Technologies for fabrication of MEMS, optics and photonics at the micro- and nanoscale continue to advance and diversify due to rising demands for miniaturization, cost reduction, functional integration, and increased performance. Examples include diffractive optics, sub-wavelength optics, microrefractive optics, optical waveguides, photonic crystals, plasmonic devices, and heterogeneously integrated active and passive micro- and nano-optical devices. These devices are playing increasing roles in a wide range of applications, including sensors and actuators, communications, imaging, biomedical, data storage, and other areas. Both conventional and unconventional micro- and nanofabrication techniques serve as fundamental enablers for wide ranges of MEMS and passive and active optical components and devices.
In order to enable new products using these new technologies, basic research must be carried out.
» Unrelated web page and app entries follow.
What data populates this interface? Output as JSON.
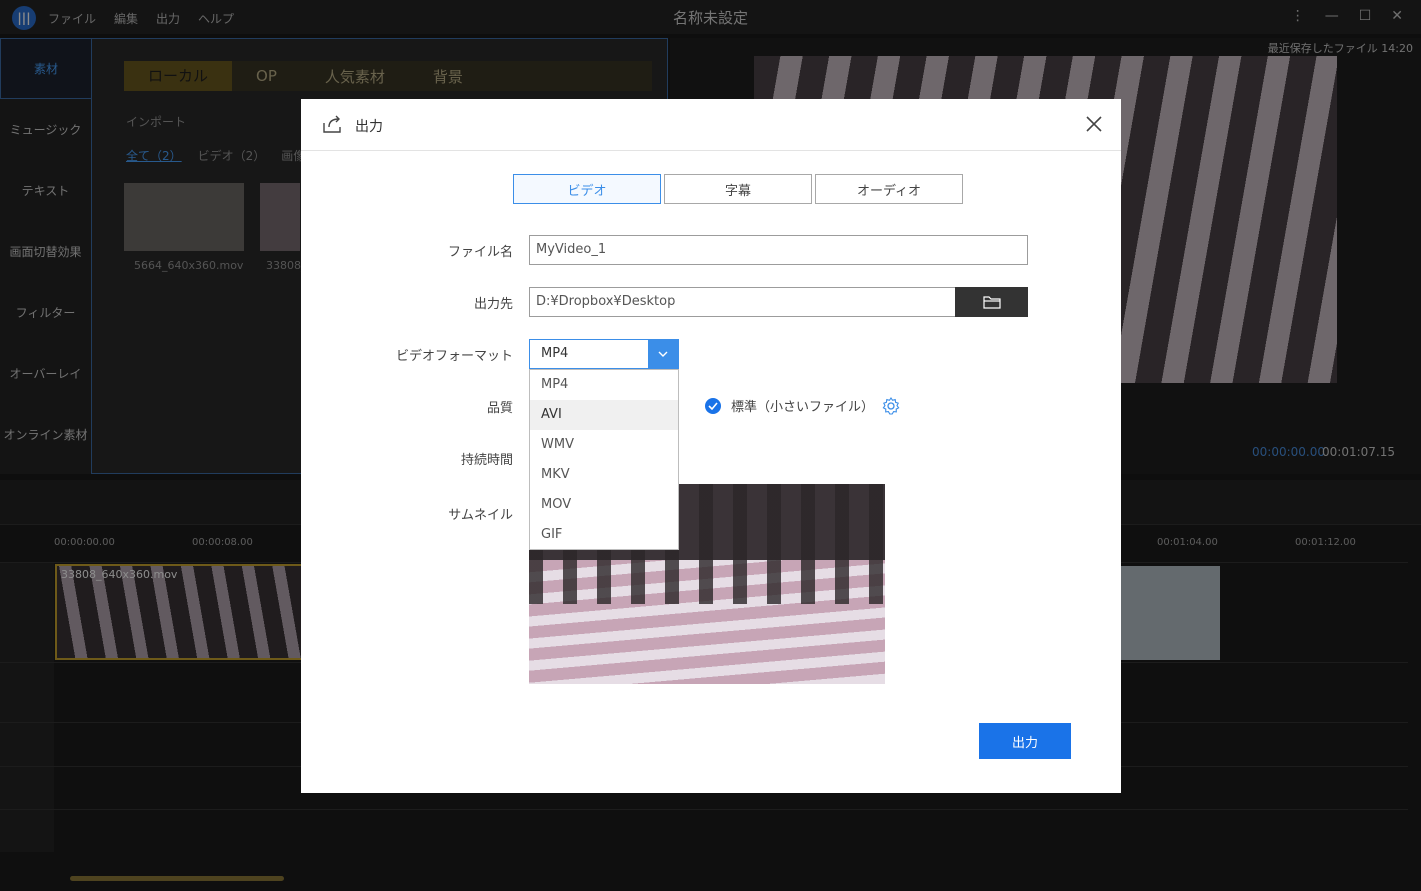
{
  "app": {
    "window_title": "名称未設定",
    "logo": "|||",
    "menu": [
      "ファイル",
      "編集",
      "出力",
      "ヘルプ"
    ]
  },
  "leftnav": {
    "items": [
      "素材",
      "ミュージック",
      "テキスト",
      "画面切替効果",
      "フィルター",
      "オーバーレイ",
      "オンライン素材"
    ]
  },
  "media": {
    "tabs": [
      "ローカル",
      "OP",
      "人気素材",
      "背景"
    ],
    "import_label": "インポート",
    "filters": [
      "全て（2）",
      "ビデオ（2）",
      "画像（"
    ],
    "files": [
      "5664_640x360.mov",
      "33808_"
    ]
  },
  "preview": {
    "saved_label": "最近保存したファイル 14:20",
    "time_current": "00:00:00.00",
    "time_separator": "/",
    "time_total": "00:01:07.15"
  },
  "timeline": {
    "ruler": [
      "00:00:00.00",
      "00:00:08.00",
      "00:01:04.00",
      "00:01:12.00"
    ],
    "clip_name": "33808_640x360.mov"
  },
  "dialog": {
    "title": "出力",
    "tabs": [
      "ビデオ",
      "字幕",
      "オーディオ"
    ],
    "active_tab": 0,
    "labels": {
      "filename": "ファイル名",
      "output_path": "出力先",
      "format": "ビデオフォーマット",
      "quality": "品質",
      "duration": "持続時間",
      "thumbnail": "サムネイル"
    },
    "filename_value": "MyVideo_1",
    "output_path_value": "D:¥Dropbox¥Desktop",
    "format_selected": "MP4",
    "format_options": [
      "MP4",
      "AVI",
      "WMV",
      "MKV",
      "MOV",
      "GIF"
    ],
    "format_hover": "AVI",
    "quality_option": "標準（小さいファイル）",
    "quality_checked": true,
    "export_button": "出力"
  },
  "colors": {
    "accent": "#1a73e8",
    "dialog_bg": "#ffffff",
    "app_bg": "#1b1b1b"
  },
  "icons": {
    "export": "export-icon",
    "close": "close-icon",
    "folder": "folder-icon",
    "dropdown": "chevron-down-icon",
    "check": "check-icon",
    "settings": "gear-icon"
  }
}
New materials must be characterized and synthesized, new manufacturing technologies proved out and new prototype devices designed. Our special issue provides examples of exciting research in these areas. We see these new technologies as part of a manufacturing renaissance that is taking place worldwide, where there is high interest in exploring new fabrication technologies and bringing them to market. Of course, micro- and nanofabrication for photonic structures have many more facets than a single special issue can cover. Nevertheless, we present here a special selection of papers presented at Photonics West in 2013. All of the papers are dedicated to precise fabrication but do not directly follow the common approaches.
The paper by Grbovic et al. reports on the characterization of metal-organic hybrid metamaterials for MEMS-based terahertz (THz) thermal sensors and on characterization of the refractive index of SU-8 in the THz band. These imagers may present a much safer alternative to full body scanners. They investigated metamaterials consisting of an Al ground plane and a layer of patterned Al separated by a dielectric spacer SU-8. This type of metamaterial, coupled with the applicability of SU-8 as a structural material, offers possibilities for quick, simple microfabrication of THz imagers. SU is a low-cost material that can quickly be spun onto a substrate at a wide range of thicknesses, and then photolithographically patterned. It is also transparent to THz radiation and thus a suitable choice for a dielectric spacer in metamaterials.
Lange et al. present the fabrication, replication and wafer-level imprinting of a polynomial curvature. This manufacturing technique enables the realization of an electrostatic out-of-plane zipper actuator with considerably altered and enhanced voltage vs. deflection behavior. They achieve this result by using a UV-curable polymer, instead of the usual silicon. The paper presents the design of an actuator with an integrated micromirror. The diamond turning of the master mold and the wafer-level fabrication process of the polynomial curvature is explained in detail and realized by unconventional wafer level imprinting of an UV-curable, non-conducting polymer.
Stiction occurring in the release phase of the fabrication sequence of MEMS devices can be a severe problem. In the paper by Mulloni, Faes, and Margesin, the possibilities and the limits of the use of solvents with low surface tension are investigated with the application to MEMS resonators made on SOI substrates. The paper shows that for this device it is possible to obtain stiction-free structures without the necessity of more expensive and complicated techniques such as supercritical drying or HF vapor etching.
In the paper by Kumar et al., the authors present a very interesting low-cost approach for the fabrication of hard-masks for photolithographic structuring, allowing for laboratory level fabrication. Instead of using expensive laser-written masks they utilize precision manufactured aluminum shadow masks which are subsequently highly demagnified to transfer the patterns onto chromated glass slides.
Reliable fabrication of solid-immersion lens arrays plays an important role for the fabrication of, e.g., wave-front sensor devices. With increasing resolution of the detectors, the size of the lenses further reduces, increasing the requirement on the overall precision of the single solid immersion lens. As Kim et al. demonstrate in their paper, solid immersion lens sizes on or below the wavelength scale are almost insensitive to deviations from the ideal spherical shape. To demonstrate this effect, the authors fabricate nanostructures of various shapes by electron-beam lithography. Employing a reflow step, these structures are incompletely melted, resulting in nonspherically shaped solid immersion lenses. The authors demonstrate that due to the small size, aberrations do not play a significant role and focusing capabilities are comparable to perfect structures. Tolerances for the fabrication of nano-solid-immersion lenses are therefore relaxed.
Even smaller objects are of importance in the paper of Park et al. The authors concentrate on patterning of colloidal quantum dots with nanometer resolution allowing for precise placements of emitters in nanophotonic devices. While several techniques have been presented during the last years, they are hardly compatible with today’s CMOS processes. The authors circumvent this limitation by adapting a conventional lift-off method for the patterning of colloidal quantum dots, demonstrating various shapes formed by colloidal quantum dot clusters, such as straight lines, rings, and dot patterns with sub-100 nm size. As a first application of the method, a surface plasmon generator driven by a quantum dot cluster is presented.
We hope that you enjoy this collection of articles.